Hosting a major sporting event is a gamble. It comes with a lot of prestige, but prestige costs money, and since 2008 spending money on extravagant tournaments has been both a strain for nations and not always popular with the locals.
The problem is showing with minor sporting events. The Commonwealth Games is in dire straits: 2022 was meant to be hosted by Durban in South Africa, but they would eventually pull out citing costs and force Birmingham to take over at the Eleventh Hour. History has repeated itself with Victoria 2026, leaving the future of the entire event in doubt.
As the two biggest sports events in the world, the World Cup and the Olympics have largely been insulated from this problem, but the lingering threat is clearly illustrated in the increasing lack of bidders. The 2012 Olympics had a final shortlist of five cities; the 2020 Olympics a shortlist of three, and the 2024 and 2028 Olympics a shortlist of one.
For the FIFA World Cup, not only are bidding lists getting shorter but they’re getting more convoluted. The 2026 World Cup had two bidders; 2030 had four which dropped to two, none of which were single-host.
2034 had one sole confirmed bidder in Saudi Arabia, and of the proposed alternatives there were no single-hosts, with one proposal having as many as ten hosts.
All of this says the World Cup is setting itself up for a problem. FIFA are demanding too much of hosts: too many teams to host, too many fans to accommodate and move around and police, and too high a standard of venue. Look back at World Cups like 1982, 1986 and 1990 – would stadia as bare-bones as Oviedo, Neza and Cagliari be considered acceptable today?
By contrast, for 2030 Spain – a country with no shortage of football stadia – will expand six stadia and renovate ten others to meet FIFA’s requirements. Only four are ‘ready to go’. And this is before we get to Portugal and Morocco’s plans.
The only remaining customers for the World Cup are the super-rich for whom prestige matters more than anything, or a patchwork of others unwilling to shoulder the cost themselves. Even the upcoming UK-Ireland Euro 2028 began as an expression of interest by the English FA alone. A country with no shortage of football stadia and infrastructure quickly began involving the neighbours as they realised just what it would cost to put it on themselves.
Sports tournaments in general are struggling to move with modern times, though football is by far the worst offender in this category. The Olympics at least begrudgingly acknowledges its precarious situation, re-treading old ground and old venues for the sake of keeping costs down. Football however continues to demand more, more, more. More teams, more venues, more hosts. More money, and to hell with everything else.
This era can best be summed up with ‘bid first, ask questions later’. What venues will Saudi use in 2034? How will teams be allocated between Europe and South America in 2030? How many of the five host nations of 2028 qualify automatically, and was it a good idea to make the Northern Irish stadium the most politically contentious venue in tournament history?

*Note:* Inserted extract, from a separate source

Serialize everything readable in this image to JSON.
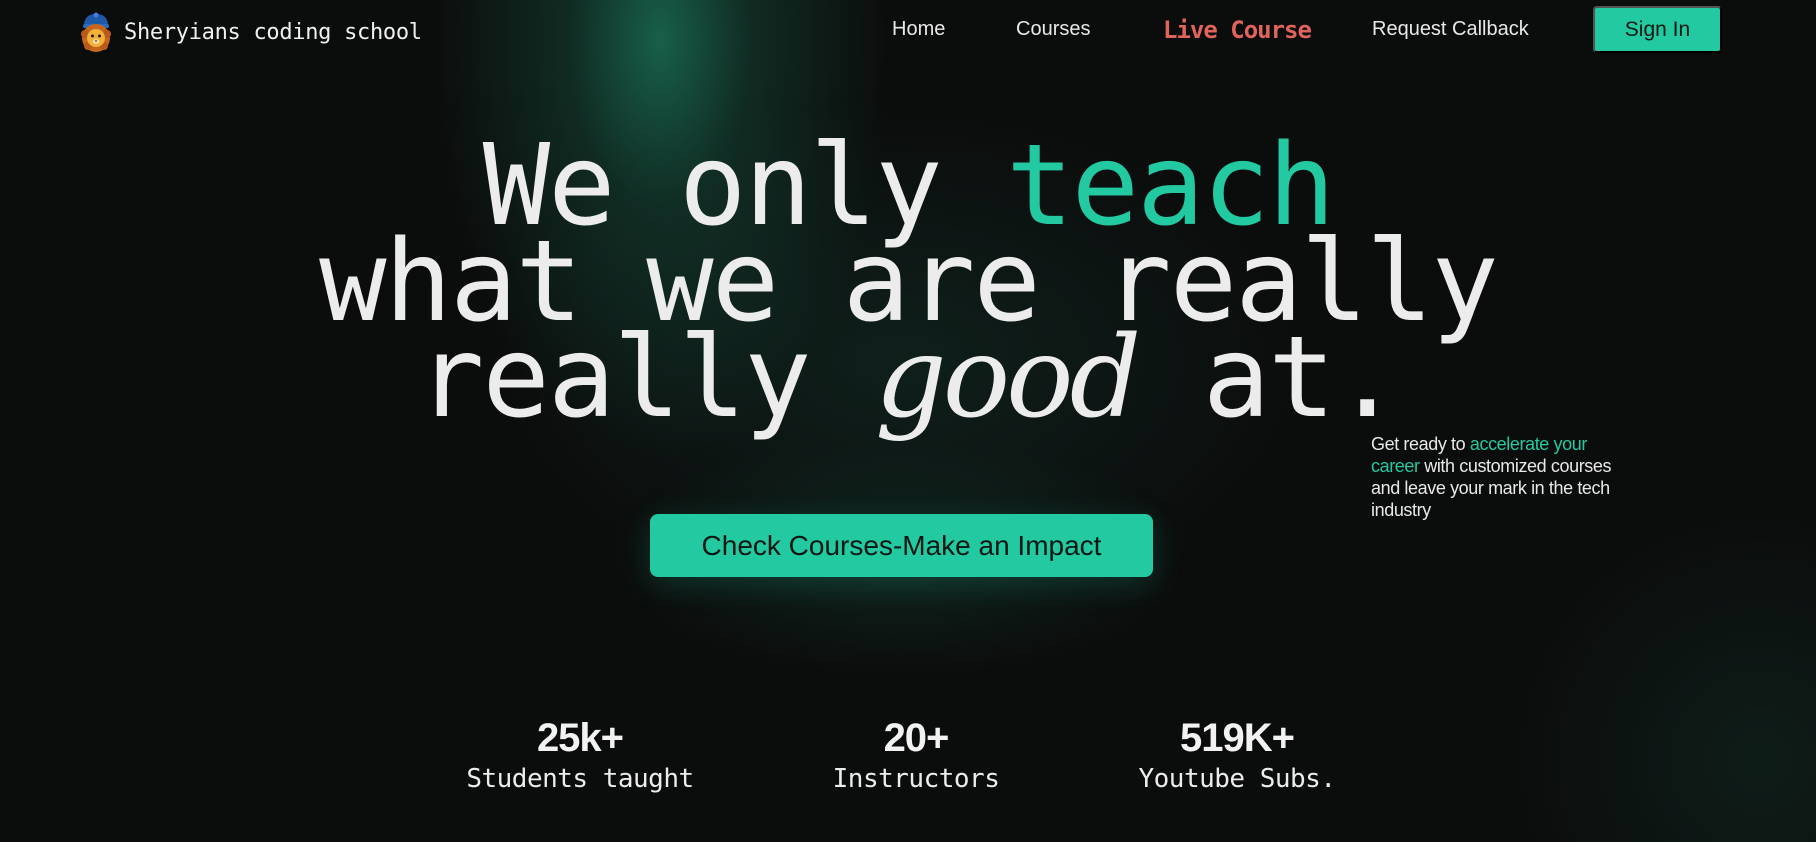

Who cares! So long as the contract is signed, everything else can be worked out later.
As stated before, the FIFA World Cup is still somewhat insulated from this problem coming home to roost. It is just too lucrative and too prestigious to turn down, even if accepting it means contorting yourself in odd ways to meet its ludicrous demands. Whether this scenario will persist into the future however remains to be seen.
I could be completely wrong, of course: this isn’t the first World Cup expansion, and expanding to 32 teams in 2002 would have been contentious too. The 48-team tournament in 2026 may be a roaring success, so much so that future bidders happily accept the cost for the individual prestige of hosting alone. Expansion may come to be looked back upon as a no-brainer, but until then FIFA’s crown jewel tournament looks to be treading dangerous ground of confusion and uncertainty that runs the risk of falling back down to earth with a bang.